Two top-level financial employees at the Long Beach Convention Center complained in recent years about the potential for public funds to be misused, but they were ignored by their supervisor, according to new accusations in an ongoing employment lawsuit.

Former Finance Director Paul Falzon is suing the convention center’s private operator, ASM Global, alleging he was fired in 2021 for blowing the whistle on over a million dollars in public money he believes was spent without proper oversight, opening the door for potential fraud.

This month, Falzon alleged in court documents that his replacement at the Long Beach Convention & Entertainment Convention Center, Mary Ellen Mitchell, made similar complaints after discovering Falzon’s accusations “had merit.”

According to the lawsuit, Mitchell brought those concerns to the convention center’s general manager Charlie Beirne, “who ignored her” as he had with Falzon. Soon after, the lawsuit says, Mitchell resigned.

When contacted by the Long Beach Post this week, Mitchell said she quit after less than a year on the job because neither her employer nor city officials were acting on her complaints.

“It was very frustrating,” Mitchell said but declined to go into specifics about her concerns, which she said had to do with trying to find proper purchasing records and making sure policies were being followed.

Beirne, who is now general manager of a different ASM property in Florida, did not respond to a message Thursday.

Falzon’s lawsuit is using Mitchell to bolster his core accusation that the city’s top tourism official, Convention & Visitors Bureau CEO and President Steve Goodling, orchestrated his firing as payback for blowing the whistle on unchecked spending at the facility.

Falzon alleges he was targeted after complaining about Goodling improperly tapping into public money to buy extravagant furniture, unnecessary decorations and other trappings the convention center didn’t want or need.

The city of Long Beach owns the convention center but contracts with venue-management company ASM to run operations. As part of the agreement, ASM is granted access to certain pools of public money. Falzon’s accusations center around one such account called the “$5 Parking Fund,” which is fed by a portion of parking revenue at the convention center.

Over the span of five years, at least $604,008 flowed out of the fund to Goodling’s organization and tens of thousands more were spent at a consignment shop in Newport Beach near Goodling’s home, according to public records.

Falzon alleges that’s just a portion of the $1.3 million in public funds he calculated Goodling spent on furniture, lighting fixtures and art including items like giant stuffed animals, crystal chandeliers and a set of Italian leather chairs worth $3,800.

Despite the convention center and city officials agreeing to reimburse Goodling’s organization for such purchases, many of the items were broken, unaccounted for or sitting unused and crammed into storage, according to Falzon.

Falzon alleges ASM had been looking the other way on Goodling’s behavior because of his clout at City Hall, which could help the company secure a new contract to operate the convention center. (ASM signed a new no-bid contract with the city in October.)

Falzon alleges that after he refused to sign off on reimbursements for missing items, Goodling got him fired in October of 2021. He sued ASM and Goodling last year, seeking unspecified damages.

Goodling’s attorneys have argued he was not Falzon’s employer and had no formal role at ASM, so he should not be included in a wrongful termination lawsuit that relied on “meaningless aspersions, grandiosely likening Mr. Goodling to ‘a mafia godfather.’”

A judge agreed to dismiss Goodling from the action last month but allowed Falzon to amend his complaint and include Goodling once again.

A new version of the lawsuit filed this month included the revelations about Mitchell and alleged Goodling had an undue amount of influence over convention center operations.

“Goodling abused his position of power in the workplace,” the lawsuit says. “In one instance, Steve Goodling told a group of ASM employees that he could ‘get everyone in this room fired’ if they did not support Steve Goodling’s management style.”

Goodling has denied wrongdoing.
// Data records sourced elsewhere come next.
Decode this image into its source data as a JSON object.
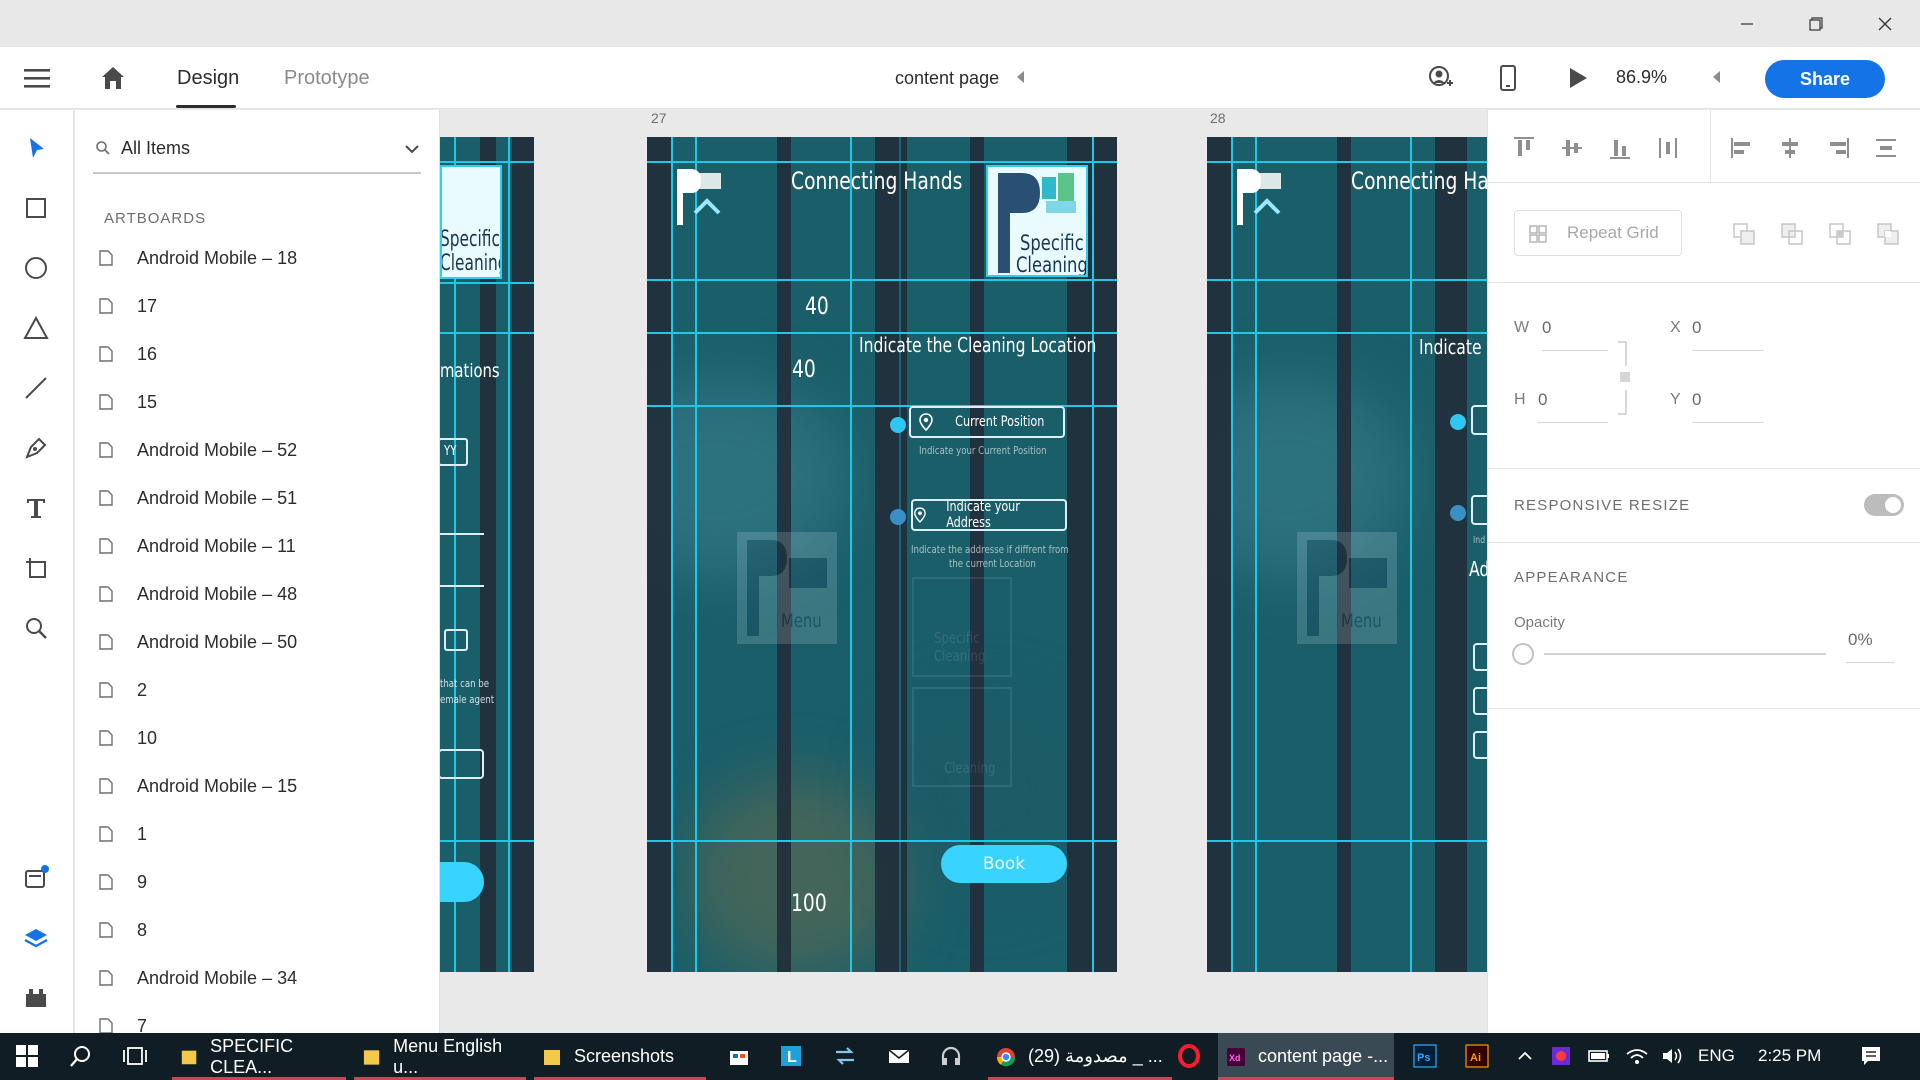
{
  "window": {
    "controls": [
      "minimize",
      "restore",
      "close"
    ]
  },
  "header": {
    "tabs": [
      {
        "label": "Design",
        "active": true
      },
      {
        "label": "Prototype",
        "active": false
      }
    ],
    "document_title": "content page",
    "zoom": "86.9%",
    "share_label": "Share",
    "accent_color": "#1473e6"
  },
  "toolbar": {
    "tools": [
      "select-arrow-icon",
      "rectangle-icon",
      "ellipse-icon",
      "triangle-icon",
      "line-icon",
      "pen-icon",
      "text-icon",
      "artboard-icon",
      "zoom-icon"
    ],
    "bottom": [
      "assets-icon",
      "layers-icon",
      "plugins-icon"
    ]
  },
  "layers": {
    "filter_label": "All Items",
    "section_label": "ARTBOARDS",
    "artboards": [
      "Android Mobile – 18",
      "17",
      "16",
      "15",
      "Android Mobile – 52",
      "Android Mobile – 51",
      "Android Mobile – 11",
      "Android Mobile – 48",
      "Android Mobile – 50",
      "2",
      "10",
      "Android Mobile – 15",
      "1",
      "9",
      "8",
      "Android Mobile – 34",
      "7"
    ]
  },
  "canvas": {
    "artboard_numbers": [
      "27",
      "28"
    ],
    "left_partial": {
      "logo_text_1": "Specific",
      "logo_text_2": "Cleaning",
      "fragment_1": "mations",
      "fragment_2": "YY",
      "fragment_3": "that can be",
      "fragment_4": "emale agent"
    },
    "main": {
      "title": "Connecting Hands",
      "logo_text_1": "Specific",
      "logo_text_2": "Cleaning",
      "spacing_1": "40",
      "spacing_2": "40",
      "heading": "Indicate the Cleaning Location",
      "option_1": "Current Position",
      "option_1_hint": "Indicate  your  Current Position",
      "option_2": "Indicate your Address",
      "option_2_hint_1": "Indicate the  addresse if diffrent from",
      "option_2_hint_2": "the current  Location",
      "menu_label": "Menu",
      "ghost_1": "Specific",
      "ghost_2": "Cleaning",
      "ghost_3": "Cleaning",
      "book_label": "Book",
      "spacing_3": "100"
    },
    "right_partial": {
      "title": "Connecting Hand",
      "heading": "Indicate t",
      "menu_label": "Menu",
      "fragment": "Addre",
      "fragment_2": "Ind"
    }
  },
  "inspector": {
    "repeat_grid_label": "Repeat Grid",
    "w_label": "W",
    "w_value": "0",
    "h_label": "H",
    "h_value": "0",
    "x_label": "X",
    "x_value": "0",
    "y_label": "Y",
    "y_value": "0",
    "responsive_resize_label": "RESPONSIVE RESIZE",
    "appearance_label": "APPEARANCE",
    "opacity_label": "Opacity",
    "opacity_value": "0%"
  },
  "taskbar": {
    "apps": [
      {
        "label": "SPECIFIC CLEA...",
        "icon": "folder-icon",
        "active": false
      },
      {
        "label": "Menu English u...",
        "icon": "folder-icon",
        "active": false
      },
      {
        "label": "Screenshots",
        "icon": "folder-icon",
        "active": false
      },
      {
        "label": "(29) مصدومة _ ...",
        "icon": "chrome-icon",
        "active": false
      },
      {
        "label": "content page -...",
        "icon": "xd-icon",
        "active": true
      }
    ],
    "language": "ENG",
    "time": "2:25 PM"
  }
}
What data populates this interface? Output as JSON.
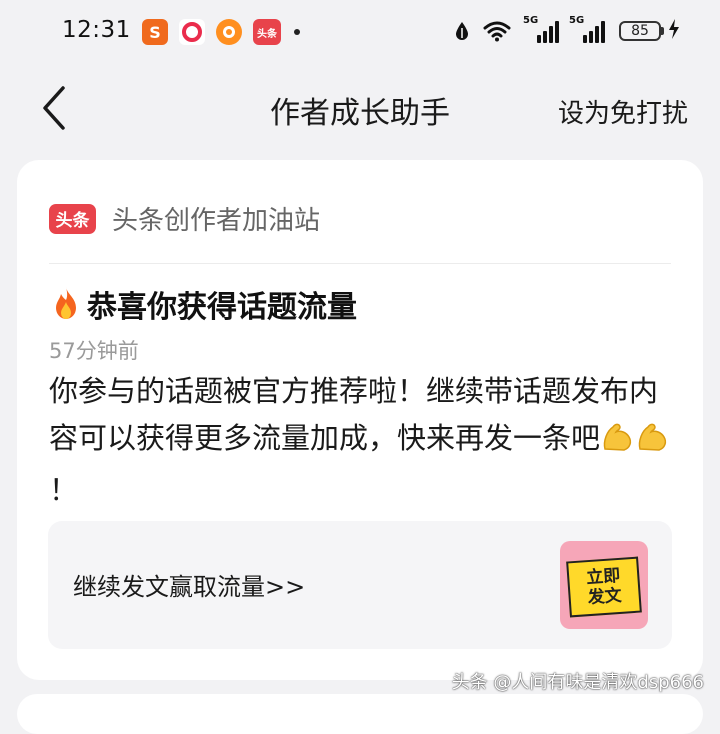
{
  "status_bar": {
    "time": "12:31",
    "apps": [
      "sogou-input-icon",
      "red-app-icon",
      "taobao-icon",
      "toutiao-icon"
    ],
    "toutiao_app_label": "头条",
    "sogou_app_label": "S",
    "signal_1": "5G",
    "signal_2": "5G",
    "battery": "85"
  },
  "nav": {
    "title": "作者成长助手",
    "dnd_label": "设为免打扰"
  },
  "card": {
    "source_logo_text": "头条",
    "source_name": "头条创作者加油站",
    "title": "恭喜你获得话题流量",
    "time": "57分钟前",
    "body_text": "你参与的话题被官方推荐啦！继续带话题发布内容可以获得更多流量加成，快来再发一条吧",
    "body_suffix": "！",
    "cta_label": "继续发文赢取流量>>",
    "cta_thumb_line1": "立即",
    "cta_thumb_line2": "发文"
  },
  "watermark": "头条 @人间有味是清欢dsp666",
  "colors": {
    "background": "#f2f2f4",
    "card": "#ffffff",
    "brand_red": "#e8434b",
    "muted_text": "#9a9a9a"
  }
}
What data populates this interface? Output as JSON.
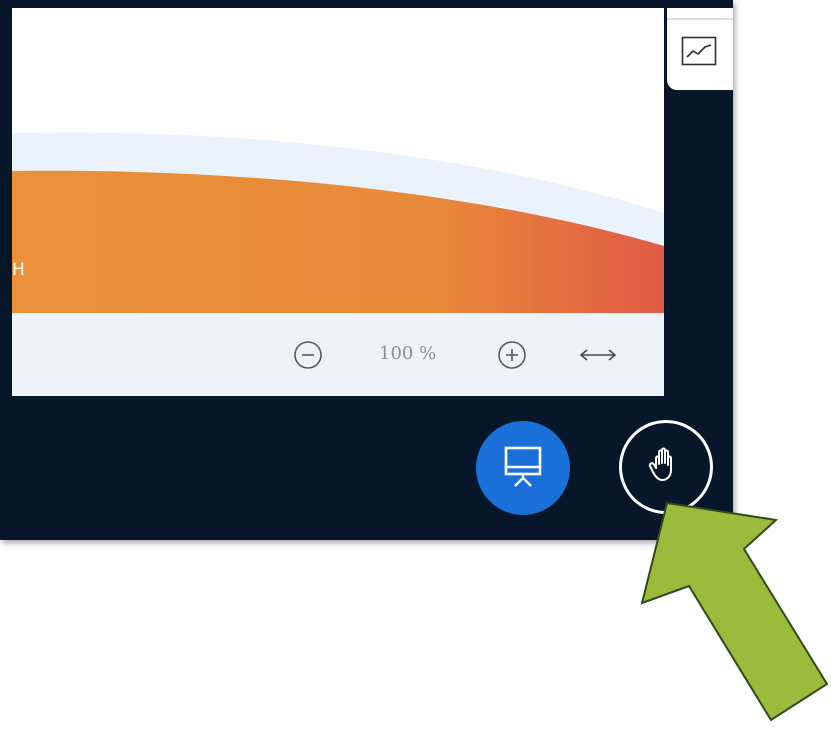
{
  "slide": {
    "partial_text": "H",
    "colors": {
      "band_light": "#eaf3fb",
      "band_orange_start": "#e8913a",
      "band_orange_end": "#e05a45",
      "background": "#ffffff"
    }
  },
  "zoom_bar": {
    "zoom_out_icon": "minus-circle-icon",
    "zoom_value": "100 %",
    "zoom_in_icon": "plus-circle-icon",
    "fit_width_icon": "horizontal-arrows-icon"
  },
  "side_panel": {
    "tab_icon": "line-chart-icon"
  },
  "controls": {
    "present_button_icon": "presentation-screen-icon",
    "present_button_color": "#1a6fd8",
    "raise_hand_icon": "raise-hand-icon"
  },
  "annotation": {
    "arrow_color": "#9bbb3c",
    "arrow_outline": "#2f4a1b"
  },
  "colors": {
    "app_background": "#071729",
    "zoom_bar_background": "#eef3f9"
  }
}
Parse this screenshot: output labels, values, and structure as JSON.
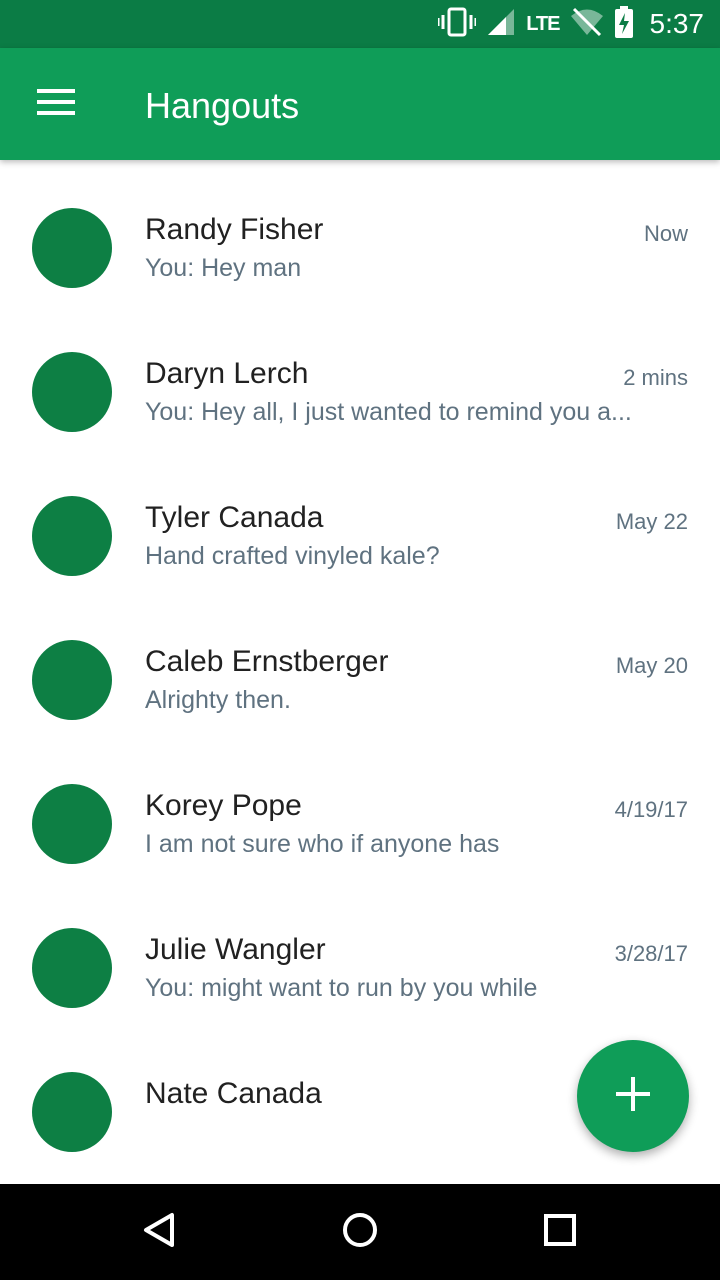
{
  "status_bar": {
    "time": "5:37",
    "network_label": "LTE",
    "icons": [
      "vibrate-icon",
      "cell-signal-icon",
      "wifi-off-icon",
      "battery-charging-icon"
    ],
    "background_color": "#0b7c45"
  },
  "app_bar": {
    "title": "Hangouts",
    "menu_icon": "hamburger-menu-icon",
    "background_color": "#0f9d58"
  },
  "conversations": [
    {
      "name": "Randy Fisher",
      "snippet": "You: Hey man",
      "time": "Now"
    },
    {
      "name": "Daryn Lerch",
      "snippet": "You: Hey all, I just wanted to remind you a...",
      "time": "2 mins"
    },
    {
      "name": "Tyler Canada",
      "snippet": "Hand crafted vinyled kale?",
      "time": "May 22"
    },
    {
      "name": "Caleb Ernstberger",
      "snippet": "Alrighty then.",
      "time": "May 20"
    },
    {
      "name": "Korey Pope",
      "snippet": "I am not sure who if anyone has",
      "time": "4/19/17"
    },
    {
      "name": "Julie Wangler",
      "snippet": "You: might want to run by you while",
      "time": "3/28/17"
    },
    {
      "name": "Nate Canada",
      "snippet": "",
      "time": ""
    }
  ],
  "avatar_color": "#0d7f44",
  "fab": {
    "icon": "plus-icon",
    "color": "#0f9d58"
  },
  "nav_bar": {
    "buttons": [
      "back-icon",
      "home-icon",
      "recents-icon"
    ]
  }
}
He did not respond to messages from the Long Beach Post Friday. An attorney for ASM previously declined to comment on the litigation and did not respond to messages Friday.

Falzon says that after his complaints were ignored at ASM, he took them to city officials who hired an outside accounting firm to audit the parking fund. As part of that process, the firm interviewed Falzon, Mitchell and other convention center employees, but the process stalled soon after, according to records reviewed by the Long Beach Post.

The firm found that accounting practices for the parking fund were so inadequate that performing a reliable audit would be more costly than originally thought.

City officials decided that the extra cost wasn’t justified, according to Deputy Economic Development Director Johnny Vallejo, who was overseeing the process. Instead, the city tightened controls on future spending and relied on its own review of ASM’s records to conclude there wasn’t any prior misspending.

City officials have also defended the purchases, saying they were part of a marketing strategy to position the convention center as a boutique destination with unique event spaces that have made Long Beach a leader in the industry.

Convention center’s lax record-keeping stymied audit of millions in public funds, firm says

Jeremiah Dobruck is managing editor of the Long Beach Post. Reach him at [email protected] or @jeremiahdobruck on Twitter.